This is what Christ came to remove. His death was a sacrificial death for sin. With the sin removed, then a propitious relationship can be restored. Good works, without dealing with the sin, cannot be considered “good” to God. And more, they can easily lead to a sense of supposed worth before God. “I have done my best.” “I am not as bad as other people.” And so on. God does not grade on a curve.
God’s standard is absolute perfection. Until a person is perfected in Christ, they are not just fallen, but infinitely so. Christ Jesus! He is the answer. Remember the simple gospel and be ready to share it –
“For I delivered to you first of all that which I also received: that Christ died for our sins according to the Scriptures, 4 and that He was buried, and that He rose again the third day according to the Scriptures.” 1 Corinthians 15:3, 4
Each of the underlined points is given in relation to sin. He died for our sin. He was buried with our sin. He rose again without sin, meaning: He had no sin of His own (Romans 6:23) and thus He is God (Romans 3:23), and our sin is left behind in His burial. Sin is removed from the equation. With the entrance into the New Covenant through belief in Christ’s work, sin is no longer imputed (2 Corinthians 5:19). Sin has been dealt with, and salvation is thus guaranteed.

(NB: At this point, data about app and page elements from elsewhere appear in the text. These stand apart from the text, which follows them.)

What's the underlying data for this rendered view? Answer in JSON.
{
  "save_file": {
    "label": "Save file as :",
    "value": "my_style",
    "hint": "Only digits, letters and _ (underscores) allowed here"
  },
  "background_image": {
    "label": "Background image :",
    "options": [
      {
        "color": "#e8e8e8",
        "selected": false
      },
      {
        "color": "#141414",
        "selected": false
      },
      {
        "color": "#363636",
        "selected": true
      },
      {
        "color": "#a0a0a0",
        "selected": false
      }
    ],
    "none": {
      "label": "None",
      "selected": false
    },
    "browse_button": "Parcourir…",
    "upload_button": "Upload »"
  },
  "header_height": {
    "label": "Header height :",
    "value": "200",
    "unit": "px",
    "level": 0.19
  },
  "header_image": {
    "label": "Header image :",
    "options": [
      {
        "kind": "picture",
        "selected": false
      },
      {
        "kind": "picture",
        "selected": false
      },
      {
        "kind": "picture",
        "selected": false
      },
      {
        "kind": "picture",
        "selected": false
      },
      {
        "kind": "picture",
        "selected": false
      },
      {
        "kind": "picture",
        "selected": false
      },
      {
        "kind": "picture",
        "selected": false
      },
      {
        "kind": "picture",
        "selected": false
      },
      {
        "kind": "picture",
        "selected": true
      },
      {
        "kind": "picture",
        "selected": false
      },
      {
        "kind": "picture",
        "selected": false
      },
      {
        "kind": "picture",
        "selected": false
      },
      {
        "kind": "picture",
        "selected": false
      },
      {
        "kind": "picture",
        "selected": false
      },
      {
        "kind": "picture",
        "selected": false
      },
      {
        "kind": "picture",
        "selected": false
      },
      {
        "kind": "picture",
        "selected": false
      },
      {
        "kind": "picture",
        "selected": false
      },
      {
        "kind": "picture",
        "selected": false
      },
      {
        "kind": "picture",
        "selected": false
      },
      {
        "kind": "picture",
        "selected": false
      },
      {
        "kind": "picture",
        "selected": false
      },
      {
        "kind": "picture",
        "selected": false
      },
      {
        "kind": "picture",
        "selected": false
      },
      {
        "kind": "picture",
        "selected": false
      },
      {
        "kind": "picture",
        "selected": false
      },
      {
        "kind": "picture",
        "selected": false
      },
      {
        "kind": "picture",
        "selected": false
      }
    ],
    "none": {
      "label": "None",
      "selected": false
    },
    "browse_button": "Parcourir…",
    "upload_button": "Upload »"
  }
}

Be confident in your own salvation, be ready to explain the sin problem to others, and then be ready to share with them the good news that God has seals them with His guarantee when they believe.
Lord God, if sin is the problem, and if Christ has dealt with the sin problem, then sin is no longer a problem. Restoration has come! Thank You, O God, for Jesus Christ, our atoning Sacrifice for sin. Hallelujah and Amen.